Antrim Castle Gardens

Antrim, United Kingdom

Antrim Castle was erected in stages between 1613 and 1662. It was destroyed by fire in 1922 and finally demolished in the 1970s. All that remain are a slightly raised grassed platform as well as a freestanding Italian stair tower which was built in 1887 and a gatehouse, which was built around 1818 with twin neo-Tudor towers, with older connecting walls.

The gardens, originally dating from the 17th-century, are a popular tourist attraction. Jacobean-Revival outbuildings of coursed rubble basalt with sandstone dressings were built about 1840. The entrance gateway to the demesne has octagonal turrets. The stable block was later converted for use as a family residence and renamed Clotworthy House. This was acquired by Antrim Borough Council and converted for use as an Arts Centre in 1992.
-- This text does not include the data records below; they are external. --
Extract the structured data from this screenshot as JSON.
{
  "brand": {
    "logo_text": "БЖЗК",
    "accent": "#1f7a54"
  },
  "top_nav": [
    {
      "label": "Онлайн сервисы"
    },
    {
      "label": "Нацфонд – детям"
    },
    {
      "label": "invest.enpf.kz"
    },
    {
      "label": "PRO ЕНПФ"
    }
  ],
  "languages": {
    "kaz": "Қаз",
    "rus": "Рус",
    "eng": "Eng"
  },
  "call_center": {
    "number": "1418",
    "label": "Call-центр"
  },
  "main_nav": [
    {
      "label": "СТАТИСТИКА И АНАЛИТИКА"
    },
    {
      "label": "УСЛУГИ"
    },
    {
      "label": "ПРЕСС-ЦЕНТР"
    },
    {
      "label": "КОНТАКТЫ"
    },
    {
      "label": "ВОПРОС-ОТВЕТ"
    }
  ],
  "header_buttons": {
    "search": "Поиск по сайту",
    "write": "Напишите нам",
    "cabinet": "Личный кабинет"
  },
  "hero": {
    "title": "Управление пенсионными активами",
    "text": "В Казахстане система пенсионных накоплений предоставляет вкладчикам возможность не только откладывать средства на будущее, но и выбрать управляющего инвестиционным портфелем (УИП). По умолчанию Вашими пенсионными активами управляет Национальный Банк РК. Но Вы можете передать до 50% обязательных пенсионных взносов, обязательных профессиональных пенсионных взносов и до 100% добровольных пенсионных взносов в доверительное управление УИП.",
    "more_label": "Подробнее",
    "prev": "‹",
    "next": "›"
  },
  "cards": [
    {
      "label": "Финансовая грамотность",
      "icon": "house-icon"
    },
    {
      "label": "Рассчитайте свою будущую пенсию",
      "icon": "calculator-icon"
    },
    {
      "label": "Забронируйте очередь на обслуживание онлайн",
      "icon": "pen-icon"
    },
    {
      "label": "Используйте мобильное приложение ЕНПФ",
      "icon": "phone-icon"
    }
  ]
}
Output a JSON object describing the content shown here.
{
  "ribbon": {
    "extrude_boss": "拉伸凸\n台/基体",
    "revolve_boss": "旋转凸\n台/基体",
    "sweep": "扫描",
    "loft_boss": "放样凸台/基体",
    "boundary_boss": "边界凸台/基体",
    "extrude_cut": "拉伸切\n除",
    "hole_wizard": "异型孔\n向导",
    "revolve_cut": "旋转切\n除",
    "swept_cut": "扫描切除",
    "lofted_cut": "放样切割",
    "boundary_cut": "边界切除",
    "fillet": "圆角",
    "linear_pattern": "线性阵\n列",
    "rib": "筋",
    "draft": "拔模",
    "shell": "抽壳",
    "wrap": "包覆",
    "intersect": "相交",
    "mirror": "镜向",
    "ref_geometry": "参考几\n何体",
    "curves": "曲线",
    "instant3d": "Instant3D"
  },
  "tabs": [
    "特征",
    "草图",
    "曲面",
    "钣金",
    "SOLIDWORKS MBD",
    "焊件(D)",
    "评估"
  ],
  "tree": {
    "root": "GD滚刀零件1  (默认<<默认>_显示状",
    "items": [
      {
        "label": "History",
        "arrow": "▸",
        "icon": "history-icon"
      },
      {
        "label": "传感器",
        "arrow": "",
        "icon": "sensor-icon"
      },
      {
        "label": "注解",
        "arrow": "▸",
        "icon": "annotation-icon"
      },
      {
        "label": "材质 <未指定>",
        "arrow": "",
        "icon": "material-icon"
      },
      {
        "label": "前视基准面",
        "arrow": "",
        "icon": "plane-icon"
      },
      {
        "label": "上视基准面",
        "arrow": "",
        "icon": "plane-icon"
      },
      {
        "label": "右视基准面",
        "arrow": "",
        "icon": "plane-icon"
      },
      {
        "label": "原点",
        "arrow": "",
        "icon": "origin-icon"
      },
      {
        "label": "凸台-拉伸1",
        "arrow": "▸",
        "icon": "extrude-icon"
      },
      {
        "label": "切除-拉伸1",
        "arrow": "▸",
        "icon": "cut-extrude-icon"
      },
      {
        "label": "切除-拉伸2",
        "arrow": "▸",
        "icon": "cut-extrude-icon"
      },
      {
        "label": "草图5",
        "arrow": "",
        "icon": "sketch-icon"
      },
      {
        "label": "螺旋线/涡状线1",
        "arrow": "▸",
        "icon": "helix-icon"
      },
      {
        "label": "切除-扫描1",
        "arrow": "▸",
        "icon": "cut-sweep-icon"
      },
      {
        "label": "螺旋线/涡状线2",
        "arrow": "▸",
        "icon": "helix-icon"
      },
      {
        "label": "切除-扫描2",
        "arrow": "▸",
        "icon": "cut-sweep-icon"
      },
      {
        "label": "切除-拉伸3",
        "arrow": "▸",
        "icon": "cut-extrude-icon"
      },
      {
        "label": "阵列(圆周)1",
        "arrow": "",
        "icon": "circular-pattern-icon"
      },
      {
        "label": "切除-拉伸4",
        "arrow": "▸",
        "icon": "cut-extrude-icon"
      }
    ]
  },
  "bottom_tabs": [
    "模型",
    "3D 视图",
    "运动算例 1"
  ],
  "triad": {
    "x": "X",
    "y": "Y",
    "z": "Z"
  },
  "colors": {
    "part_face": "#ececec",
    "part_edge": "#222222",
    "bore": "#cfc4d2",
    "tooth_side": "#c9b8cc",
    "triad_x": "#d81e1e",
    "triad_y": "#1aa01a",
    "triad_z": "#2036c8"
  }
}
References:

    Comments

    Your name



    Details

    Founded: 1613
    Category:

    More Information

    en.wikipedia.org

    Rating

    4.6/5 (based on Google user reviews)

    User Reviews

    Sean Reel (3 years ago)
    Lovely spot, very busy for a school day as a lot of groups were there for different activities.. well maintained grounds and we had a lovely picnic down at the lough shore
    Des Campbell (3 years ago)
    All loved this place since I used to play here as a child. It's lost a lot of its "wildness" as it seemed to me then but it is now a well kept urban park. Photo opportunities everywhere you look. I always tie in a walk here via reas wood the marina them along the river and across the old bridge.
    angela woods (3 years ago)
    Absolutely beautiful. Great place for walks. Cafe in the grounds worth a visit. Food excellent. Will go there again.
    Liam Mulholland (3 years ago)
    Amazingly kept gardens and walks. With a resident heron and plenty of squirrels, it's a great place to take the kids for a nature walk. Great for dogs too.
    Tracey O'NEILL (3 years ago)
    Beautiful place to walk round and great for anyone with disabilities, the cafe is lovely too. A lady who worked there with dark hair and glasses and was foreign, she was so friendly and caring I was waiting for the toilet (I need a stick to walk) she was there right away telling me she had s key for the disabled toilet and she was lovely. I know that might not mean much to some people but it did to me because somehow you become invisible when you have a disability. Well done to all staff. The artist was a lovely lady too.
    Powered by Google

    Featured Historic Landmarks, Sites & Buildings

    Historic Site of the week

    Late Baroque Town of Ragusa

    The eight towns in south-eastern Sicily, including Ragusa, were all rebuilt after 1693 on or beside towns existing at the time of the earthquake which took place in that year. They represent a considerable collective undertaking, successfully carried out at a high level of architectural and artistic achievement. Keeping within the late Baroque style of the day, they also depict distinctive innovations in town planning and urban building. Together with seven other cities in the Val di Noto, it is part of a UNESCO World Heritage Site.

    In 1693 Ragusa was devastated by a huge earthquake, which killed some 5,000 inhabitants. Following this catastrophe the city was largely rebuilt, and many Baroque buildings from this time remain in the city. Most of the population moved to a new settlement in the former district of Patro, calling this new municipality 'Ragusa Superiore' (Upper Ragusa) and the ancient city 'Ragusa Inferiore' (Lower Ragusa). The two cities remained separated until 1926, when they were fused together to become a provincial capital in 1927.